:: EXERCISE DETAILS ::
Give every line of the data again, unchanged, but with no pictures.

[Records drawn from a dataset]
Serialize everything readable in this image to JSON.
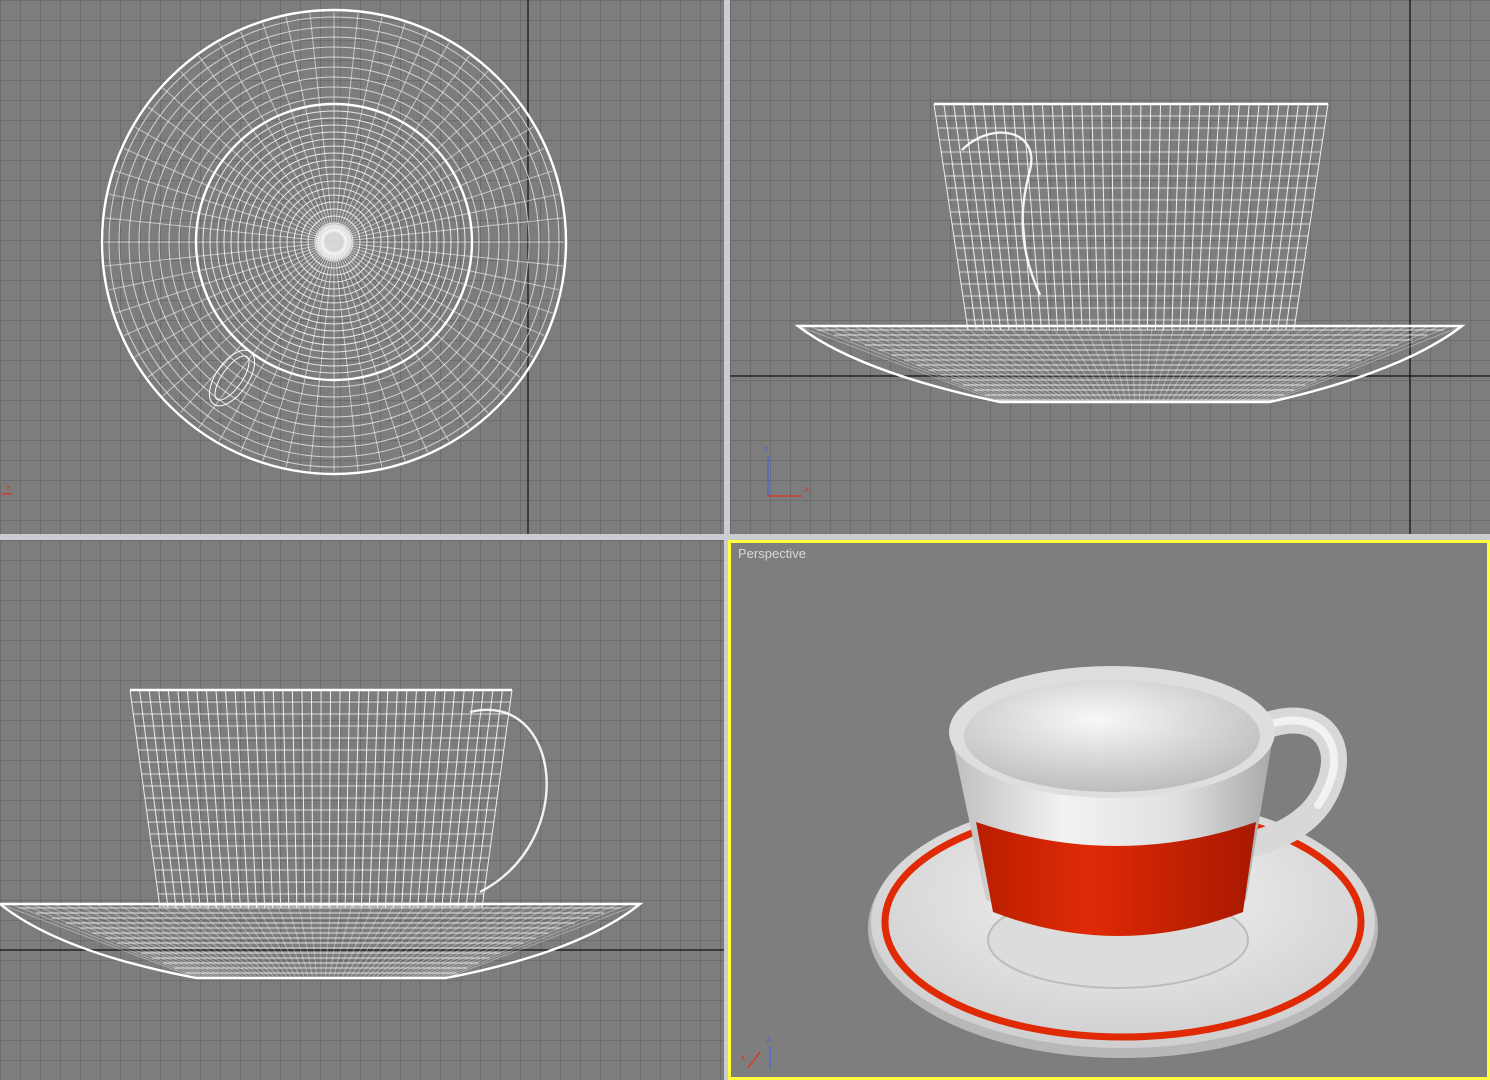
{
  "viewports": {
    "top": {
      "label": "",
      "view": "wireframe"
    },
    "front": {
      "label": "",
      "view": "wireframe"
    },
    "left": {
      "label": "",
      "view": "wireframe"
    },
    "perspective": {
      "label": "Perspective",
      "view": "smooth-shaded",
      "active": true
    }
  },
  "gizmo": {
    "top": {
      "x_label": "x"
    },
    "front": {
      "z_label": "z",
      "x_label": "x"
    },
    "perspective": {
      "z_label": "z",
      "x_label": "x"
    }
  },
  "colors": {
    "viewport_bg": "#7d7d7d",
    "grid_line": "#6c6c6c",
    "wire": "#ffffff",
    "active_border": "#ffff3c",
    "cup_body": "#e6e6e6",
    "stripe_red": "#d42a05"
  },
  "objects": [
    "cup",
    "saucer"
  ]
}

:: YOUR RESPONSE ::
Serialize everything readable in this image to JSON.
{
  "viewports": {
    "top": {
      "label": "",
      "view": "wireframe"
    },
    "front": {
      "label": "",
      "view": "wireframe"
    },
    "left": {
      "label": "",
      "view": "wireframe"
    },
    "perspective": {
      "label": "Perspective",
      "view": "smooth-shaded",
      "active": true
    }
  },
  "gizmo": {
    "top": {
      "x_label": "x"
    },
    "front": {
      "z_label": "z",
      "x_label": "x"
    },
    "perspective": {
      "z_label": "z",
      "x_label": "x"
    }
  },
  "colors": {
    "viewport_bg": "#7d7d7d",
    "grid_line": "#6c6c6c",
    "wire": "#ffffff",
    "active_border": "#ffff3c",
    "cup_body": "#e6e6e6",
    "stripe_red": "#d42a05"
  },
  "objects": [
    "cup",
    "saucer"
  ]
}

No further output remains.